Campbell provided Congress an April 16, 2010, memo he said he wrote and gave to the FBI that spelled out in detail the Russian efforts to aid Iran.
"Tenex continues to supply Iran fuel through their Russian company," Campbell wrote in that 2010 document obtained by The Hill, naming the specific company that was being used to help. "They continue to assist with construction consult [sic] and fabricated assemblies to supply the reactor. Fabricated assemblies require sophisticated engineering and are arranged inside the reactor with the help and consult" of Russians.
"The final fabricators to Iran are being flown by Russian air transport due to the sensitive nature of the equipment," his 2010 memo to the FBI added.
Campbell told lawmakers he also gave the FBI "documentary proof that officials in Moscow were obtaining restricted copies of IAEA compliance reports on Iranian nuclear inspections, a discovery that appeared to deeply concern my handlers."
While most of his account involved intelligence matters, Campbell also briefly described the toll years of undercover work took on him personally. He continued informing through a bout with brain cancer, a case of leukemia and battles with excessive drinking, he told lawmakers.
He also was never reimbursed for the hundreds of thousands of dollars he used of his own money to make bribe payments under the FBI's direction to the Russians to facilitate his cover.
But Campbell said he was gratified when the FBI in 2016 gave him a $50,000 reward check celebrating his undercover work, directly answering Democrats criticisms that federal prosecutors didn't trust him as a witness.
"My FBI handlers praised my work.
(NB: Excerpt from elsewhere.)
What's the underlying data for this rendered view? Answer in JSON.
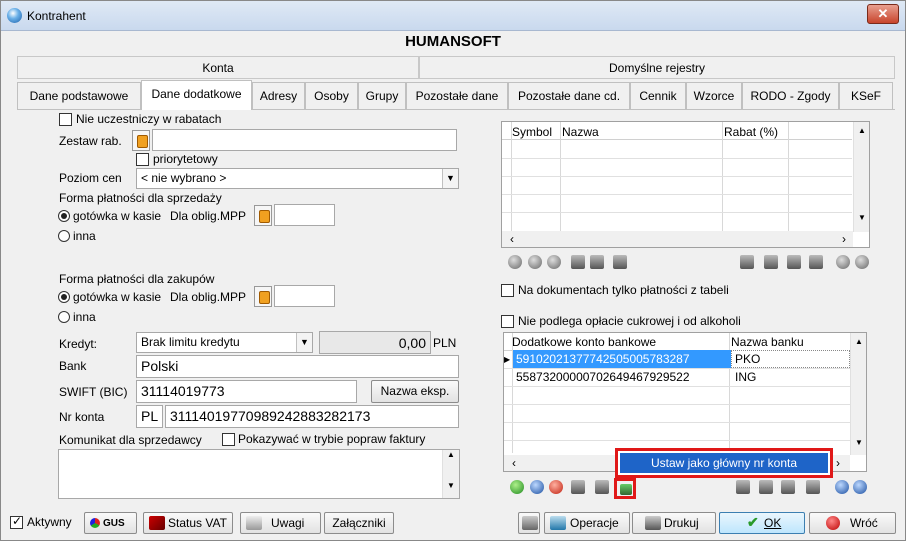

They told me on various occasions that details from the undercover probe had been briefed directly to FBI top officials. On two occasions my handlers were particularly excited, claiming that my undercover work had been briefed to President Obama as part of his daily presidential briefing," he said.
In the end, though, he told lawmakers he remains disturbed that the Obama administration made so many favorable decisions benefiting the Russian nuclear industry when the evidence of wrongdoing and ill intent was so extensive.
"I was frustrated watching the U.S. government make numerous decisions benefiting Rosatom and Tenex while those entities were engaged in serious criminal conduct on U.S. soil," he wrote. "Tenex and Rosatom were raking in billions of U.S. dollars by signing contracts with American nuclear utility clients at the same time they were indulging in extortion by using threats to get bribes and kickbacks, with a portion going to Russia for high ranking officials."
He said he never got a satisfactory answer from the FBI.
"I remember one response I got from an agent when I asked how it was possible CFIUS would approve the Uranium One sale when the FBI could prove Rosatom was engaged in criminal conduct. His answer: 'Ask your politics,' " Campbell said.
This article was corrected on Feb. 8 to reflect that Campbell gave an interview to lawmakers.